[GIVEN RECORDS]

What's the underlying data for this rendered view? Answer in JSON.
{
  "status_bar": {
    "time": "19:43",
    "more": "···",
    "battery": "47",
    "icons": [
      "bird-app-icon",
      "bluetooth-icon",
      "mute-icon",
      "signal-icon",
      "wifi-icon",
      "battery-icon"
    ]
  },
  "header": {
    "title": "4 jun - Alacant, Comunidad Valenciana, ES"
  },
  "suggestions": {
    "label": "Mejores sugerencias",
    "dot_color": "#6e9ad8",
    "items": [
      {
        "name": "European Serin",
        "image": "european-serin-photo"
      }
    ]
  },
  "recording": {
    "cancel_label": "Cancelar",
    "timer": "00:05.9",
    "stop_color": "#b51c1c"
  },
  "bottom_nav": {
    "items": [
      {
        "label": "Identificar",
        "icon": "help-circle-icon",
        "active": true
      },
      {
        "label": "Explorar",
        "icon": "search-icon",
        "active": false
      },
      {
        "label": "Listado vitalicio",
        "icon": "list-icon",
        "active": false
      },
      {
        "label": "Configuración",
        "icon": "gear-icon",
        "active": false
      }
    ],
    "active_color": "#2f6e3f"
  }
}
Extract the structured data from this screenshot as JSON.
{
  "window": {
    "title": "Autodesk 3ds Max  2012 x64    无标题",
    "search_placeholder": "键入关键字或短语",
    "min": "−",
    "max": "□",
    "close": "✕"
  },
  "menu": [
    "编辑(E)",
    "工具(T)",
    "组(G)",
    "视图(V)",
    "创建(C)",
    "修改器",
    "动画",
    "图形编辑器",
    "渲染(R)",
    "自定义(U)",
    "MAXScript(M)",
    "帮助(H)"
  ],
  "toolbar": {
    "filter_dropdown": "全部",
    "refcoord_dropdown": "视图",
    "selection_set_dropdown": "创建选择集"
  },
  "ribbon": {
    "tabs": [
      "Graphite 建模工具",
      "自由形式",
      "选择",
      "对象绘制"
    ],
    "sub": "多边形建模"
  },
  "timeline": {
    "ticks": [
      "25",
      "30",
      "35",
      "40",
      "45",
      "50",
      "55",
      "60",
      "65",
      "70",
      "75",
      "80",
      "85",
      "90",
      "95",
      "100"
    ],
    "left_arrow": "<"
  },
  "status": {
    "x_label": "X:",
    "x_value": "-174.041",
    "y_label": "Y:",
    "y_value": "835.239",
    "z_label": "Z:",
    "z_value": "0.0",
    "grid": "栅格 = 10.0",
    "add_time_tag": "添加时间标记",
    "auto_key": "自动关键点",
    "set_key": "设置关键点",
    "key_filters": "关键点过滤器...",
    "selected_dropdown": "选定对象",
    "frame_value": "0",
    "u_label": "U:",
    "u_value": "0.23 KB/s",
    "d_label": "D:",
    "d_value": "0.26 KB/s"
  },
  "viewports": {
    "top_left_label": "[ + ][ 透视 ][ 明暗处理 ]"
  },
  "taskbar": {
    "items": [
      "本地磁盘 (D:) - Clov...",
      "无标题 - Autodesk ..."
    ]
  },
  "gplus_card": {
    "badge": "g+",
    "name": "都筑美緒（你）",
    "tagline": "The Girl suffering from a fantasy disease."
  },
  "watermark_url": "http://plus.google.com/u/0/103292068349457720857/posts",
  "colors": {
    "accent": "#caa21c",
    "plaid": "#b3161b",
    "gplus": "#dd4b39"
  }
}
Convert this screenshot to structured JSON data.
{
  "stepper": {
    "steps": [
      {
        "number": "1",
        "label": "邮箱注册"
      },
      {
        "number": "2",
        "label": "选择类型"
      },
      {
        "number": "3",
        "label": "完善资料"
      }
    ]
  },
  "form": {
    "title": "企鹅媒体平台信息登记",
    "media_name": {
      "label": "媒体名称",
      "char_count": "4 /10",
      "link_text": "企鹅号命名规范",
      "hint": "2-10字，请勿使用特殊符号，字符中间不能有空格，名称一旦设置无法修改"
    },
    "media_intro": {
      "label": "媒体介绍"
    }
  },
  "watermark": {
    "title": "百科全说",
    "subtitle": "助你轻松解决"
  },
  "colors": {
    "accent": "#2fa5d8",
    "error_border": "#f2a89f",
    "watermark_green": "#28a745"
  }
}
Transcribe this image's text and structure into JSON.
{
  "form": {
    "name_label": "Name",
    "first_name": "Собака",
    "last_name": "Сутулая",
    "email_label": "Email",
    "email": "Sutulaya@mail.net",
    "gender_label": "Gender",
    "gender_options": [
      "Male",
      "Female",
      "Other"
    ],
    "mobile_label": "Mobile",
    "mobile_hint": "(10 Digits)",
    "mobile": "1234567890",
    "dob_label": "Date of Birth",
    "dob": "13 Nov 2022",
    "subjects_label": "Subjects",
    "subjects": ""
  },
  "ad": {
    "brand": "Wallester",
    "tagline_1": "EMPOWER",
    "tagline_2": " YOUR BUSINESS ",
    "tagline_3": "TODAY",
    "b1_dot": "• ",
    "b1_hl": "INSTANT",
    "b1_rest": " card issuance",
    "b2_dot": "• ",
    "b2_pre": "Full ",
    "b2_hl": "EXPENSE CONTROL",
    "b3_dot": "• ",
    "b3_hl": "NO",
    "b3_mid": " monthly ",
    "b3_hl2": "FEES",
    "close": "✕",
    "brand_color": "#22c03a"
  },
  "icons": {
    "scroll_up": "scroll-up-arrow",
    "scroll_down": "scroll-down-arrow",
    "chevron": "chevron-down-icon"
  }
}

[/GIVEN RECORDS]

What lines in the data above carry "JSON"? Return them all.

What's the underlying data for this rendered view? Answer in JSON.
Extract the structured data from this screenshot as JSON.
Convert this screenshot to structured JSON data.
Transcribe this image's text and structure into JSON.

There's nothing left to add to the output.